Nadhim Zahawi, Minister for Covid Vaccine Deployment, tweeted: “The five dozen done!
“Over 60,000,000 doses administered in the United Kingdom! Together we will defeat this virus.”
The figures mean that one in three adults in England are now fully vaccinated against Covid.
The success of the vaccine rollout and tests proving the jab does work against the Indian variant means the June 21 lockdown lift is “back on”.
After weeks of worry, “Freedom Day” is set to go ahead as findings showed Pfizer and AstraZeneca vaccines both give a high level of protection after two doses.
Pfizer was 88 per cent effective after two jabs while AstraZeneca proved 60 per cent effective.
Both vaccines were 33 per cent effective against symptomatic disease from the Indian variant three weeks after the first dose, compared with about 50 per cent against the Kent strain.
Professor Susan Hopkins, PHE’s Covid-19 strategic response director, said the data trend was “quite clear” and heading in the “right direction”.
This morning Dr Jenny Harries, chief executive of the UK Health Security Agency, confirmed it’s “looking good” for the final stage of the roadmap.
And Harries was backed by Home Secretary Priti Patel who said: “The data is positive in terms of where we are – look at the vaccine information that has been published today about the level of protection against specific variants.”
It brings fresh hope for the full unlocking next month, after the variant’s emergence cast doubt on the roadmap.
But now we know, while it’s still possible to catch the virus even if vaccinated, the jabs will be effective in stopping hospitalisations and deaths.
This is a positive sign for the UK – with hopes we are on track for the day of freedom on June 21 when all restrictions are expected to be dropped.

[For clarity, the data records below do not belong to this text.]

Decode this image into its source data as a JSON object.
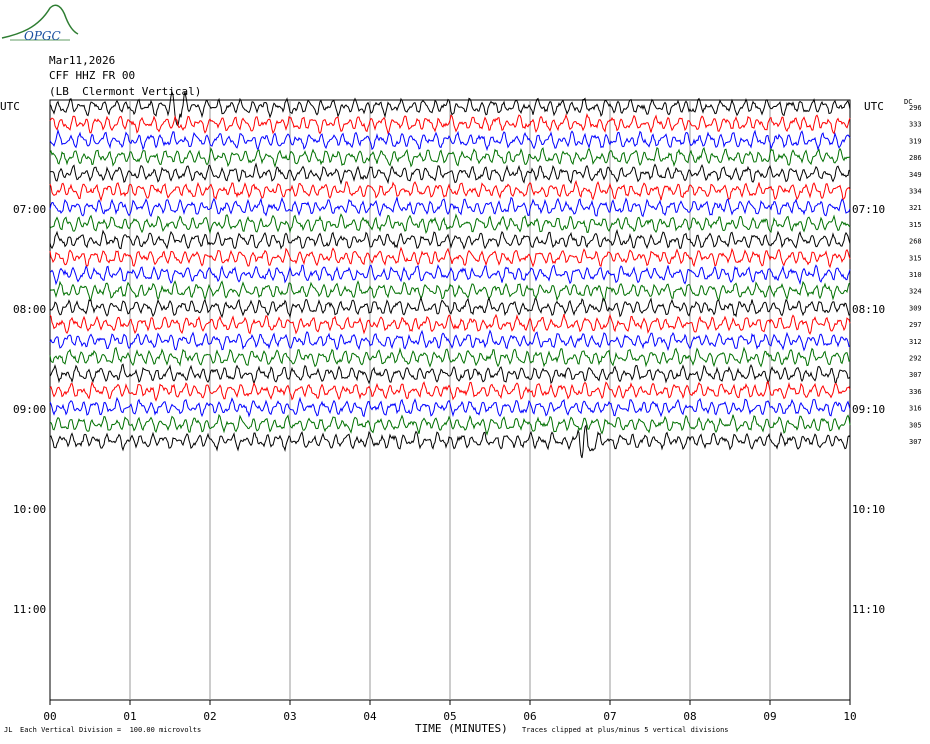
{
  "logo": {
    "text": "OPGC",
    "icon": "opgc-logo"
  },
  "header": {
    "date": "Mar11,2026",
    "station": "CFF HHZ FR 00",
    "location": "(LB  Clermont Vertical)"
  },
  "timezone_left": "UTC",
  "timezone_right": "UTC",
  "dc_label": "DC",
  "left_time_labels": [
    "07:00",
    "08:00",
    "09:00",
    "10:00",
    "11:00"
  ],
  "right_time_labels": [
    "07:10",
    "08:10",
    "09:10",
    "10:10",
    "11:10"
  ],
  "footer": {
    "scale_note": "Each Vertical Division =  100.00 microvolts",
    "x_title": "TIME (MINUTES)",
    "clip_note": "Traces clipped at plus/minus 5 vertical divisions",
    "corner_mark": "JL"
  },
  "colors": {
    "trace_cycle": [
      "#000000",
      "#ff0000",
      "#0000ff",
      "#007000"
    ],
    "grid": "#999999",
    "logo": "#2e7d32",
    "logo_text": "#1a4fa0"
  },
  "chart_data": {
    "type": "line",
    "title": "Mar11,2026",
    "xlabel": "TIME (MINUTES)",
    "x_ticks": [
      "00",
      "01",
      "02",
      "03",
      "04",
      "05",
      "06",
      "07",
      "08",
      "09",
      "10"
    ],
    "xlim": [
      0,
      10
    ],
    "trace_count": 21,
    "dc_offsets": [
      296,
      333,
      319,
      286,
      349,
      334,
      321,
      315,
      268,
      315,
      310,
      324,
      309,
      297,
      312,
      292,
      307,
      336,
      316,
      305,
      307
    ],
    "events": [
      {
        "trace": 0,
        "minute": 1.6,
        "note": "spike"
      },
      {
        "trace": 20,
        "minute": 6.7,
        "note": "burst"
      }
    ]
  }
}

Some 2,235 people have tested positive for the bug in the past 24 hours, with five deaths recorded over the same timeframe.